The idea of a co-working space has always been on my mind and in our “business ideas” as a family, alongside the washing school cafe. The plan was never formalised because we didn’t really want to be just-another-office. As a result, it remained just an abstract idea until recently.
One day in September, Sid returned from a Fedora meetup all excited about a hackerspace idea that he had discussed with Kushal. Kushal has been one of my idea soundboards, always willing to share and review ideas – he will hopefully be member number two in the makerspace – and he thought the hackerspace idea would excite me and it sure did. I read about it a little more and gradually the idea of reserved-bit grew.
As we were mulling over the idea of a hackerspace, I participated at the Science Hack Day, Belgaum and was amazed by the ideas that a group of people could come up with in a short span of 2 days. The organizers, mentors, volunteers, participants spanning age 2-70 years were delightful to interact with, experts in various fields, co-operative, approachable and thoroughly passionate. My project of smart-ifying a battery operated toy met with some success among the kids. This was a huge confidence-booster to me and I was reassured that “making” will never go out of fashion.
Hackerspaces originally started as a group of programmers sharing a physical space. The definition has grown to include hackers from different fields of arts and technology. However people I know – those unfamiliar with the word “hacker” outside of movies – find the term a bit alienating. Though hackerspace, makerspace, tech lab are all used interchangeably – a makerspace turned out to be the most effective definition for what I personally had in mind. It would be a space to make whatever you can (given the facilities) collaboratively. An ideal maker space for me would have passionate and helpful members, tools, toys, computers, electronics, canvas, art and craft supplies, legos and a kitchen. So we finally had clarity on what our maker space would be:
- A place to gain access to tools that would usually not fit your budget
- A place to acquire tools and devices that you would not easily find in India
- A place to find like-minded people, make friends and build your social circle
- A place to collaboratively design, build, make anything
- A place to learn new skills and discover new ideas, even rediscover your own ideas
So we set about planning for this space in greater detail.

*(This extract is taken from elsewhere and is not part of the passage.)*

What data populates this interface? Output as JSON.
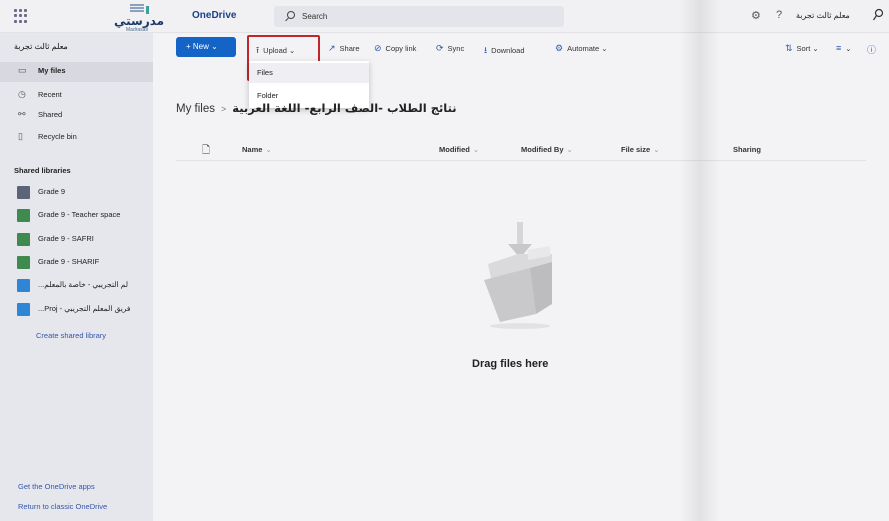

Sid registered the name reserved-bit as a vanity domain years ago for his own use and when I started thinking of starting something of my own, he offered me the domain to use as my brand. I hosted my blog on it (which has now moved to nisha.reserved-bit.com) for a while, until the makerspace idea evolved. I was asked if I wanted to name the makerspace something else and not reserved-bit, but I feel the idea resonates well with the idea of my makerspace, a space reserved for exploration. So it was official – we would be called reserved-bit.
Now a maker-space wouldn’t be possible without actual physical space, so task one was to finalize a workshop-like place because by definition that is what a makerspace looks like. Real estate with decent internet connection and electricity backup in this part of the world is expensive to set up and scale. Further, we had other limitations which meant that we had to curtail our space requirement to about 1000 square feet of office space in Amanora Chambers which had almost everything set out of the box, reducing our capital investment. Siddhi joined us as member 3, a child psychologist and Autism therapist.
With the space finalised, we got immersed in the world of paperwork and also planning on furnishing and setting things up. This in fact is where we are right now, grappling with contractors to try and ensure that our space is in the initial state we want it to be.
I will keep blogging as our story evolves. Come join us and be part of the story. Join our mailing list and tell us what you’d like to see in your very own makerspace. See you soon!